* _What you should do_
I need each line of the entries below that includes the string "Check".

* _Exercise input_

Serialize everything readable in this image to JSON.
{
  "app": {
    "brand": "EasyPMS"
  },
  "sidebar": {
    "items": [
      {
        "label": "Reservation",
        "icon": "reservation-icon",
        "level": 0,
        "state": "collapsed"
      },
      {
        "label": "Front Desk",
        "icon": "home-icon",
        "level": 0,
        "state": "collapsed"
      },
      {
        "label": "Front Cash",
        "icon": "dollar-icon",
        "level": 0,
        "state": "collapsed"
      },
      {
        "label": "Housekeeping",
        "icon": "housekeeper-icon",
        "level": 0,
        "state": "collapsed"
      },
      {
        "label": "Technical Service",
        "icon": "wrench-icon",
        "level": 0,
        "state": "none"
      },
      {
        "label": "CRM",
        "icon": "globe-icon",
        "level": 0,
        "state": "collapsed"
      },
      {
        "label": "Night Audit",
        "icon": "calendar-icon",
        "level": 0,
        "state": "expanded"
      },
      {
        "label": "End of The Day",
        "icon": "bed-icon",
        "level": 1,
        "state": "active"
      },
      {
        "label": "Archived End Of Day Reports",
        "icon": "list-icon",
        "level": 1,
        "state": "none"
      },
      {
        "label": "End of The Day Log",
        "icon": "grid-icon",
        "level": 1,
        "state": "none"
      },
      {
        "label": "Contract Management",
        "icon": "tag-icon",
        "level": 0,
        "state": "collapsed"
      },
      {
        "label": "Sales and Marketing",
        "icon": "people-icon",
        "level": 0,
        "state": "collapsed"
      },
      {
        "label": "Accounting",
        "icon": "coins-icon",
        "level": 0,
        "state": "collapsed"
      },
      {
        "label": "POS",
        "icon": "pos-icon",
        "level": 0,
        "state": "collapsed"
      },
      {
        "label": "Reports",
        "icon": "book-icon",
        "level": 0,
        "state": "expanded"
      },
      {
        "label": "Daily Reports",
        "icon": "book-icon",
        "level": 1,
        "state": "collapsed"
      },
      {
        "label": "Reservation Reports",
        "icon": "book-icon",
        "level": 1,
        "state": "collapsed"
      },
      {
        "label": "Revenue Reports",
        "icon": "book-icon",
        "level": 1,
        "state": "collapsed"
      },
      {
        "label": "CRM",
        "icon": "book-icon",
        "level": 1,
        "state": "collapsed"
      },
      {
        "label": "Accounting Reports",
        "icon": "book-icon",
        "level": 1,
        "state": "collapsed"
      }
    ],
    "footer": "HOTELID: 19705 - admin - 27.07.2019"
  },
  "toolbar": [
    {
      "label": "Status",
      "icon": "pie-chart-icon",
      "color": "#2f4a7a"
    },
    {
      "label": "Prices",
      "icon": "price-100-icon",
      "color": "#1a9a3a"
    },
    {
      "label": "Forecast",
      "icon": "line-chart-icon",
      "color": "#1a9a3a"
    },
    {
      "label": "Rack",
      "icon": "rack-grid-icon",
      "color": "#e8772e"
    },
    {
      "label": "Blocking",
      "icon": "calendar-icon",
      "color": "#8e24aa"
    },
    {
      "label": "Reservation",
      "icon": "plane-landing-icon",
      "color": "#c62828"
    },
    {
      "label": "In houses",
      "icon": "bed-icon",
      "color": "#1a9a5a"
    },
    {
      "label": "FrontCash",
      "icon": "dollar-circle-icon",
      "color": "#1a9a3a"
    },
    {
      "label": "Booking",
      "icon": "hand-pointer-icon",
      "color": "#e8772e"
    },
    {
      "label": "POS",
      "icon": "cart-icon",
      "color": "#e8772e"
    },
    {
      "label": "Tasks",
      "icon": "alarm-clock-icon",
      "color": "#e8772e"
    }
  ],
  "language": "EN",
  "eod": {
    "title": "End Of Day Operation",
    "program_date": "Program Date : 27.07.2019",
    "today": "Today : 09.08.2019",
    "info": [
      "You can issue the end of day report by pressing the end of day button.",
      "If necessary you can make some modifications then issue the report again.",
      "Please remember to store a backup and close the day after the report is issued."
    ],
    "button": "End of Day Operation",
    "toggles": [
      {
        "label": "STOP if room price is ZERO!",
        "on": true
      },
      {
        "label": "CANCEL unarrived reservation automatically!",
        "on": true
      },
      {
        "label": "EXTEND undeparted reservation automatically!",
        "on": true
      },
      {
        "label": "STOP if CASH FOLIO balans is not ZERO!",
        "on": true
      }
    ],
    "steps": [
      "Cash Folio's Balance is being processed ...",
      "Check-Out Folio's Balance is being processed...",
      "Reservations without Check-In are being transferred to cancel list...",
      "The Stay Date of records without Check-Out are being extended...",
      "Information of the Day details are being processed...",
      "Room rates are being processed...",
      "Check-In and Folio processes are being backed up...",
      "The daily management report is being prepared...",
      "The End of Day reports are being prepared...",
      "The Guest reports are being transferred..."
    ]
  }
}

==

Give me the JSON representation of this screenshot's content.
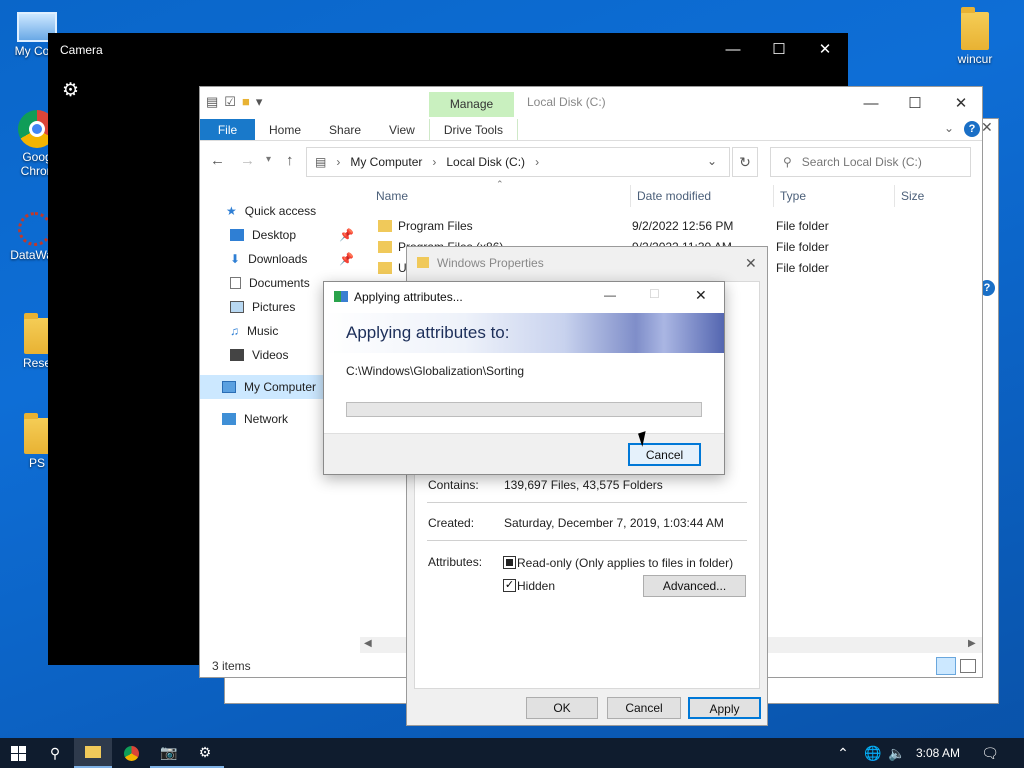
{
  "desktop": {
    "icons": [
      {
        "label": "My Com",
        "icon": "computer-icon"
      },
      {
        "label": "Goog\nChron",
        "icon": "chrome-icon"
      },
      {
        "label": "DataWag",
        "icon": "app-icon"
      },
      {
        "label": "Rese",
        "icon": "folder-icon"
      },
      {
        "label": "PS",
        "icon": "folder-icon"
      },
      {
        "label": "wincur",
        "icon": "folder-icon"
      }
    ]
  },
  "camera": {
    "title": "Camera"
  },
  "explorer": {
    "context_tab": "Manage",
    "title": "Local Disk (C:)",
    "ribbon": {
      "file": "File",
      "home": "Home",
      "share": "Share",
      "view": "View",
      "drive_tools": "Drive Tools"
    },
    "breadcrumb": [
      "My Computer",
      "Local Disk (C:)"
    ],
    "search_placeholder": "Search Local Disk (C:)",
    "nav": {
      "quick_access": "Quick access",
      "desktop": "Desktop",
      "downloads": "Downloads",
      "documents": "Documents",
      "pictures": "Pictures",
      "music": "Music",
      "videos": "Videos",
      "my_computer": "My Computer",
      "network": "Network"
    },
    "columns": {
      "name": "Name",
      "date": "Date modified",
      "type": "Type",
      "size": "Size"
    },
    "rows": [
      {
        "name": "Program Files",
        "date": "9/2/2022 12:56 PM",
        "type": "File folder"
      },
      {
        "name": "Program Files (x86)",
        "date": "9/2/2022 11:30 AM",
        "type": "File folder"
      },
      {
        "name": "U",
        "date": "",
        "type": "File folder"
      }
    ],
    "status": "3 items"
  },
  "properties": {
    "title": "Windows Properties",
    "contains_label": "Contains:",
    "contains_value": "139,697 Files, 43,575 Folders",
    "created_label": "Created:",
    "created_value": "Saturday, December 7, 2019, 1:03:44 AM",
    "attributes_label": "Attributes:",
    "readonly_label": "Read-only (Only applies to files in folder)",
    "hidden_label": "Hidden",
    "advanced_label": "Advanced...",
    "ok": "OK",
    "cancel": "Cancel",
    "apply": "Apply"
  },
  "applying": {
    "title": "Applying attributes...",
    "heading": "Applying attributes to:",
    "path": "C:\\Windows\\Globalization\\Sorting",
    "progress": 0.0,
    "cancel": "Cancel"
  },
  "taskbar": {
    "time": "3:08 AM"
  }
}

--

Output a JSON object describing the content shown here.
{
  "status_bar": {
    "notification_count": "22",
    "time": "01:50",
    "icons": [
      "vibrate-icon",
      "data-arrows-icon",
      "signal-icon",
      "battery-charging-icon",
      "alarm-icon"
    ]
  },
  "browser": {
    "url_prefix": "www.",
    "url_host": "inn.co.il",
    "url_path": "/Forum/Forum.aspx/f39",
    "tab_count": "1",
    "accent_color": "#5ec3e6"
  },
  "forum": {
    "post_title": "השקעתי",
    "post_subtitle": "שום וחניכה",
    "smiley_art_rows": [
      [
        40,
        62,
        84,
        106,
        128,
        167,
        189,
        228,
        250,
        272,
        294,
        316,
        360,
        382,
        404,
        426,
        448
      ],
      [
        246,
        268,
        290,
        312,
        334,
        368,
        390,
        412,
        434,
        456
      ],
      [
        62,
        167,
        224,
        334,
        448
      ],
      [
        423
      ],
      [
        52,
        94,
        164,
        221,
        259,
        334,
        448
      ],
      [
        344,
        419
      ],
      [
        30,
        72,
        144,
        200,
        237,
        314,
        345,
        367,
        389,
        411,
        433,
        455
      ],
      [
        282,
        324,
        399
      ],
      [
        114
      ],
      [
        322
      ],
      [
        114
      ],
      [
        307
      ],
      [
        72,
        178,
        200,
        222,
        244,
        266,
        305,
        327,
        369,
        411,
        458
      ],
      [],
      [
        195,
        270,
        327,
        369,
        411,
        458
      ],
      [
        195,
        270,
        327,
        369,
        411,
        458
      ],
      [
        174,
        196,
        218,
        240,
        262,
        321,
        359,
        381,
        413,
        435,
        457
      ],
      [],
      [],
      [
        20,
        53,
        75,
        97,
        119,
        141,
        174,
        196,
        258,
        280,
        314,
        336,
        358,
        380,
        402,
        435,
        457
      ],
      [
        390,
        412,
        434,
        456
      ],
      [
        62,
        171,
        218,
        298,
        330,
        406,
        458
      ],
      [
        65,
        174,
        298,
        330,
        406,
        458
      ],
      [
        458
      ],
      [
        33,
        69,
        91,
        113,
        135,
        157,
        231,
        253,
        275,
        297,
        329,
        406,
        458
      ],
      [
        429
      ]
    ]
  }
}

* _Written response_
      "Check-Out Folio's Balance is being processed...",
      "Reservations without Check-In are being transferred to cancel list...",
      "The Stay Date of records without Check-Out are being extended...",
      "Check-In and Folio processes are being backed up...",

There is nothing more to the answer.